= How to complete this task =
Set down every entry once more, exactly as it appears.

Records shown below:

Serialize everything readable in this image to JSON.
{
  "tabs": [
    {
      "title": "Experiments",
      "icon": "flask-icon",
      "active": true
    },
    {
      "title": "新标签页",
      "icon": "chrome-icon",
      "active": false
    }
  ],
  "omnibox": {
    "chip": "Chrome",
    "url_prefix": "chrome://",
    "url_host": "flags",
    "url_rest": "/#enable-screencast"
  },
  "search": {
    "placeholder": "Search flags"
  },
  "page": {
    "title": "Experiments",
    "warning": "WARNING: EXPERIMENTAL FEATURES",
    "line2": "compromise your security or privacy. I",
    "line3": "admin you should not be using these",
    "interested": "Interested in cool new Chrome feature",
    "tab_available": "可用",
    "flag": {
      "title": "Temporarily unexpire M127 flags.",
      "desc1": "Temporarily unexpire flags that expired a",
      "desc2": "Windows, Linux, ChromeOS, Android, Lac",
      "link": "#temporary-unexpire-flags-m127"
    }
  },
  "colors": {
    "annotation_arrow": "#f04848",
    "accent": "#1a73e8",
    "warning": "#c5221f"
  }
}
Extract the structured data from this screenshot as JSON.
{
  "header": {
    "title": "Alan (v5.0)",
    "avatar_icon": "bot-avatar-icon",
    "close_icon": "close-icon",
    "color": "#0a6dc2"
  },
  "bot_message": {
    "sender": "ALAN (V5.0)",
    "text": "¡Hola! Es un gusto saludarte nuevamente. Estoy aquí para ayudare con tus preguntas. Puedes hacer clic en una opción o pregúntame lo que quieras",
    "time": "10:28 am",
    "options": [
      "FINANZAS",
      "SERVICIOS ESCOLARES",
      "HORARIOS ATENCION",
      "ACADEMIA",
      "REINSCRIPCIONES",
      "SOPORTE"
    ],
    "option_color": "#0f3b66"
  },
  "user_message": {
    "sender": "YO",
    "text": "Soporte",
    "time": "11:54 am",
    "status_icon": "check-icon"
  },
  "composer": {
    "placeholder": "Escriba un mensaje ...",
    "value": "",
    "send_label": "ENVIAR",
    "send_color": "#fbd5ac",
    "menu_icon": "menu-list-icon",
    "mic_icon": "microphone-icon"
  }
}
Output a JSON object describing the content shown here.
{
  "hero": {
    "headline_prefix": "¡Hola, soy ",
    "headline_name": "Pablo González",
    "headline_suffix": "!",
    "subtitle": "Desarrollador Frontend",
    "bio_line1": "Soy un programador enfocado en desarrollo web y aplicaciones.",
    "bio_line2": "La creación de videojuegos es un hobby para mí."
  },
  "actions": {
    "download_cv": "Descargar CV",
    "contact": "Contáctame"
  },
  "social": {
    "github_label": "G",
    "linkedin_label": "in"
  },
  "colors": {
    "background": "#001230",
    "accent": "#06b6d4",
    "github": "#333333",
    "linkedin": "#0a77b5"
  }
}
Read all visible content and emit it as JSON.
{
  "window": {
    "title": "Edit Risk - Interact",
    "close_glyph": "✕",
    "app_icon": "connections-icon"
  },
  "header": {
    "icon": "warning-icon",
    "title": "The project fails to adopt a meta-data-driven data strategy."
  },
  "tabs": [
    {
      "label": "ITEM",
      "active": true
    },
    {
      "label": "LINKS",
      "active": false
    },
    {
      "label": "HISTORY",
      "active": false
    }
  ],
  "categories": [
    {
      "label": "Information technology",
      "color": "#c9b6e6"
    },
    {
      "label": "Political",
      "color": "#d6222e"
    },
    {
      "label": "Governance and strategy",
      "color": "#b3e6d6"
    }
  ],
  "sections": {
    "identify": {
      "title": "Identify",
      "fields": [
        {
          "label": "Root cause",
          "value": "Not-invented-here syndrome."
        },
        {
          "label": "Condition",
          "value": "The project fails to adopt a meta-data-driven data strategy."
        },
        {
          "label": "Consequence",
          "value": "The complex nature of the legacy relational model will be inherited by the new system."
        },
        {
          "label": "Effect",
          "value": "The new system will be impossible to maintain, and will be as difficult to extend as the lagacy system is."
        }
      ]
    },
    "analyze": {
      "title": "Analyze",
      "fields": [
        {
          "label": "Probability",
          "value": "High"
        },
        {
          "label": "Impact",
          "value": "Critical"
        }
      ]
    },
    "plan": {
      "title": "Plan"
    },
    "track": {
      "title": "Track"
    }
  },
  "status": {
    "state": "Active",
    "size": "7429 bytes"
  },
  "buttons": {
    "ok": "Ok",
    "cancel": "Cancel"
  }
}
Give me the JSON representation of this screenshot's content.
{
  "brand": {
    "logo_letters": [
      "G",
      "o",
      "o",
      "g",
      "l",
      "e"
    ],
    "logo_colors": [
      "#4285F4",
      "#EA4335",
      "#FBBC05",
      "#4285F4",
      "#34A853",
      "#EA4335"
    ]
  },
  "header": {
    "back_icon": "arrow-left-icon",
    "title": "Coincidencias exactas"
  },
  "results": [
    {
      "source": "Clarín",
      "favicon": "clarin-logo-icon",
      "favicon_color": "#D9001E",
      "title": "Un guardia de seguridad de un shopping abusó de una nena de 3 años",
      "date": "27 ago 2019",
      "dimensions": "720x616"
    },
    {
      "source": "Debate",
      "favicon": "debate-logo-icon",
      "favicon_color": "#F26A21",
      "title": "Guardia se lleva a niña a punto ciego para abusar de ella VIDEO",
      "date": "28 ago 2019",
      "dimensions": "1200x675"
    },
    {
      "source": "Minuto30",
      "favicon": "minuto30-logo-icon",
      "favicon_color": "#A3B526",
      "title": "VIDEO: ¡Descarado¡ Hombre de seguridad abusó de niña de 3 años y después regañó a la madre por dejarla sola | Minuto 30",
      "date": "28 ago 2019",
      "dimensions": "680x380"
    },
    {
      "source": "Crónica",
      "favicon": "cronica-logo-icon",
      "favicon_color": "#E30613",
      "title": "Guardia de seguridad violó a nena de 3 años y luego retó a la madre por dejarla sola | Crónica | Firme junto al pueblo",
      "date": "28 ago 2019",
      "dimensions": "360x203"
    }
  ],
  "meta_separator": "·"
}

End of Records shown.

= Solution to this task =
Serialize everything readable in this image to JSON.
{
  "tabs": [
    {
      "title": "Experiments",
      "icon": "flask-icon",
      "active": true
    },
    {
      "title": "新标签页",
      "icon": "chrome-icon",
      "active": false
    }
  ],
  "omnibox": {
    "chip": "Chrome",
    "url_prefix": "chrome://",
    "url_host": "flags",
    "url_rest": "/#enable-screencast"
  },
  "search": {
    "placeholder": "Search flags"
  },
  "page": {
    "title": "Experiments",
    "warning": "WARNING: EXPERIMENTAL FEATURES",
    "line2": "compromise your security or privacy. I",
    "line3": "admin you should not be using these",
    "interested": "Interested in cool new Chrome feature",
    "tab_available": "可用",
    "flag": {
      "title": "Temporarily unexpire M127 flags.",
      "desc1": "Temporarily unexpire flags that expired a",
      "desc2": "Windows, Linux, ChromeOS, Android, Lac",
      "link": "#temporary-unexpire-flags-m127"
    }
  },
  "colors": {
    "annotation_arrow": "#f04848",
    "accent": "#1a73e8",
    "warning": "#c5221f"
  }
}
Extract the structured data from this screenshot as JSON.
{
  "header": {
    "title": "Alan (v5.0)",
    "avatar_icon": "bot-avatar-icon",
    "close_icon": "close-icon",
    "color": "#0a6dc2"
  },
  "bot_message": {
    "sender": "ALAN (V5.0)",
    "text": "¡Hola! Es un gusto saludarte nuevamente. Estoy aquí para ayudare con tus preguntas. Puedes hacer clic en una opción o pregúntame lo que quieras",
    "time": "10:28 am",
    "options": [
      "FINANZAS",
      "SERVICIOS ESCOLARES",
      "HORARIOS ATENCION",
      "ACADEMIA",
      "REINSCRIPCIONES",
      "SOPORTE"
    ],
    "option_color": "#0f3b66"
  },
  "user_message": {
    "sender": "YO",
    "text": "Soporte",
    "time": "11:54 am",
    "status_icon": "check-icon"
  },
  "composer": {
    "placeholder": "Escriba un mensaje ...",
    "value": "",
    "send_label": "ENVIAR",
    "send_color": "#fbd5ac",
    "menu_icon": "menu-list-icon",
    "mic_icon": "microphone-icon"
  }
}
Output a JSON object describing the content shown here.
{
  "hero": {
    "headline_prefix": "¡Hola, soy ",
    "headline_name": "Pablo González",
    "headline_suffix": "!",
    "subtitle": "Desarrollador Frontend",
    "bio_line1": "Soy un programador enfocado en desarrollo web y aplicaciones.",
    "bio_line2": "La creación de videojuegos es un hobby para mí."
  },
  "actions": {
    "download_cv": "Descargar CV",
    "contact": "Contáctame"
  },
  "social": {
    "github_label": "G",
    "linkedin_label": "in"
  },
  "colors": {
    "background": "#001230",
    "accent": "#06b6d4",
    "github": "#333333",
    "linkedin": "#0a77b5"
  }
}
Read all visible content and emit it as JSON.
{
  "window": {
    "title": "Edit Risk - Interact",
    "close_glyph": "✕",
    "app_icon": "connections-icon"
  },
  "header": {
    "icon": "warning-icon",
    "title": "The project fails to adopt a meta-data-driven data strategy."
  },
  "tabs": [
    {
      "label": "ITEM",
      "active": true
    },
    {
      "label": "LINKS",
      "active": false
    },
    {
      "label": "HISTORY",
      "active": false
    }
  ],
  "categories": [
    {
      "label": "Information technology",
      "color": "#c9b6e6"
    },
    {
      "label": "Political",
      "color": "#d6222e"
    },
    {
      "label": "Governance and strategy",
      "color": "#b3e6d6"
    }
  ],
  "sections": {
    "identify": {
      "title": "Identify",
      "fields": [
        {
          "label": "Root cause",
          "value": "Not-invented-here syndrome."
        },
        {
          "label": "Condition",
          "value": "The project fails to adopt a meta-data-driven data strategy."
        },
        {
          "label": "Consequence",
          "value": "The complex nature of the legacy relational model will be inherited by the new system."
        },
        {
          "label": "Effect",
          "value": "The new system will be impossible to maintain, and will be as difficult to extend as the lagacy system is."
        }
      ]
    },
    "analyze": {
      "title": "Analyze",
      "fields": [
        {
          "label": "Probability",
          "value": "High"
        },
        {
          "label": "Impact",
          "value": "Critical"
        }
      ]
    },
    "plan": {
      "title": "Plan"
    },
    "track": {
      "title": "Track"
    }
  },
  "status": {
    "state": "Active",
    "size": "7429 bytes"
  },
  "buttons": {
    "ok": "Ok",
    "cancel": "Cancel"
  }
}
Give me the JSON representation of this screenshot's content.
{
  "brand": {
    "logo_letters": [
      "G",
      "o",
      "o",
      "g",
      "l",
      "e"
    ],
    "logo_colors": [
      "#4285F4",
      "#EA4335",
      "#FBBC05",
      "#4285F4",
      "#34A853",
      "#EA4335"
    ]
  },
  "header": {
    "back_icon": "arrow-left-icon",
    "title": "Coincidencias exactas"
  },
  "results": [
    {
      "source": "Clarín",
      "favicon": "clarin-logo-icon",
      "favicon_color": "#D9001E",
      "title": "Un guardia de seguridad de un shopping abusó de una nena de 3 años",
      "date": "27 ago 2019",
      "dimensions": "720x616"
    },
    {
      "source": "Debate",
      "favicon": "debate-logo-icon",
      "favicon_color": "#F26A21",
      "title": "Guardia se lleva a niña a punto ciego para abusar de ella VIDEO",
      "date": "28 ago 2019",
      "dimensions": "1200x675"
    },
    {
      "source": "Minuto30",
      "favicon": "minuto30-logo-icon",
      "favicon_color": "#A3B526",
      "title": "VIDEO: ¡Descarado¡ Hombre de seguridad abusó de niña de 3 años y después regañó a la madre por dejarla sola | Minuto 30",
      "date": "28 ago 2019",
      "dimensions": "680x380"
    },
    {
      "source": "Crónica",
      "favicon": "cronica-logo-icon",
      "favicon_color": "#E30613",
      "title": "Guardia de seguridad violó a nena de 3 años y luego retó a la madre por dejarla sola | Crónica | Firme junto al pueblo",
      "date": "28 ago 2019",
      "dimensions": "360x203"
    }
  ],
  "meta_separator": "·"
}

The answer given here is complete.